Much like the Broadway elitists want to change the mind of Edgewater, Indiana, Macy feels that Jen can help Della avoid making the wrong choice. “You could change her,” Macy says. “Della? No thank you,” Jen replies. Macy: “But if you don’t push her to change, then they never will. “Jen: “They?” Macy: “All of them.” . . . Jen: All I ask is that you just try and be respectful of the people down here.” Macy: “I don’t respect these people.” Jen: “But I’m one of them.” Macy: “No you’re not.” Brunstetter, a writer and producer on the first three seasons of This Is Us who identifies as a straight white woman, was raised in a conservative North Carolina household; she loves and respects her family even though she disagrees with them on many social issues, and The Cake might her attempt to convince theatergoers who are not fond of bigots and homophobes to have more compassion and empathy for these down-home plain folk.
But it’s not that easy; no matter how cute and adorable Della is — and she’s portrayed wonderfully by Rupp, the mother on That ’70s Show and Linda on This Is Us; in fact, all four actors are terrific — it’s a lot for Brunstetter to ask of the audience. At the beginning of the play, which is engagingly directed by three-time Tony nominee Lynne Meadow (The Assembled Parties, The Tale of the Allergist’s Wife) and boasts an attractive set by John Lee Beatty that consists of ever-shifting ingredients, Della says, “See, what you have to do is really, truly follow the directions. That’s what people don’t understand.” She’s talking not only about baking but about her religion, following kitchen directions like she follows the Bible. Della also occasionally speaks with a disembodied voice from The Great American Baking Show, booming down from above as if God himself, judging if she’s worthy of being on the program. Each of the characters gets at least a little bit woke about something, resulting in a story that has tasty icing but too much fluff. “Ambivalence is just as evil as violence,” Macy argues after Della says she is not a political person, as if that excuses her from addressing the hot-button topics of the day.
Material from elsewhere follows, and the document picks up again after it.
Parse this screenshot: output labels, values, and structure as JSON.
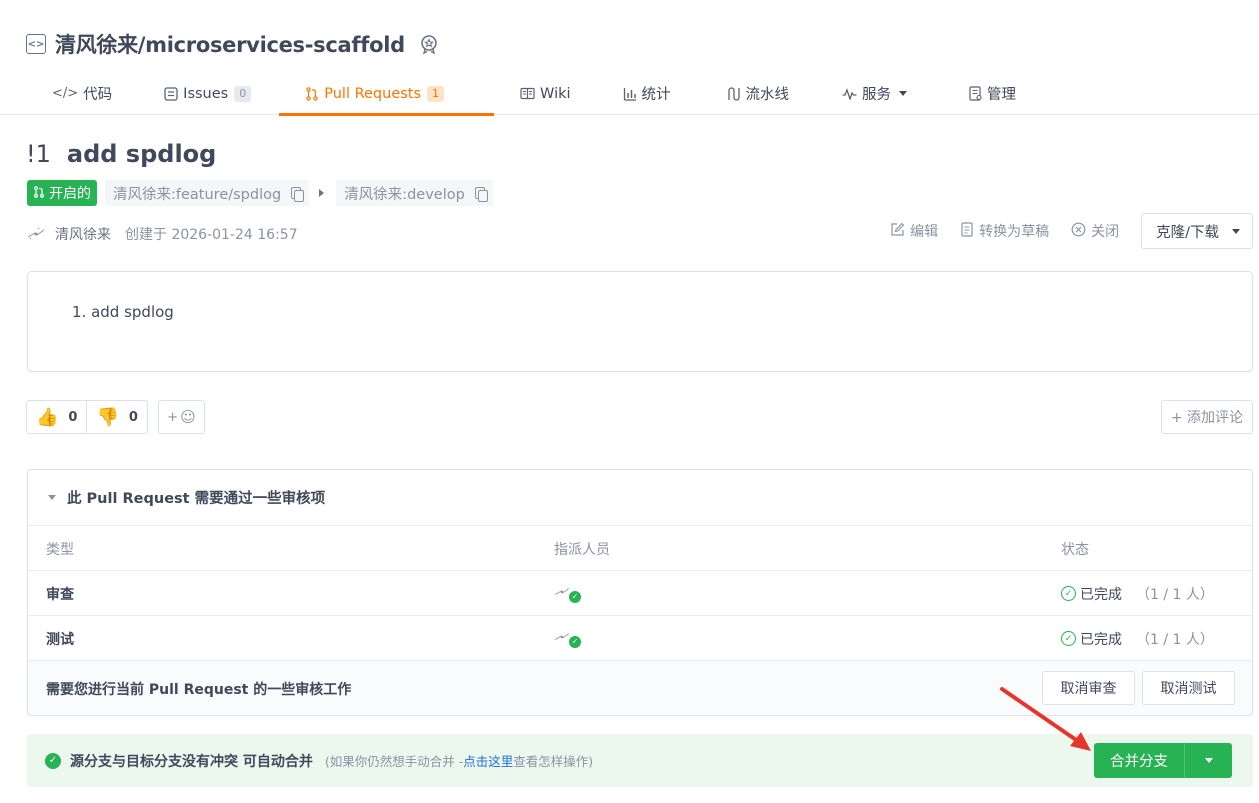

It’s also an excuse for Brunstetter to try to get us to accept her own family’s insensitivity to certain types of people. But being tolerant of the intolerant is not going to change things the way they need to be changed.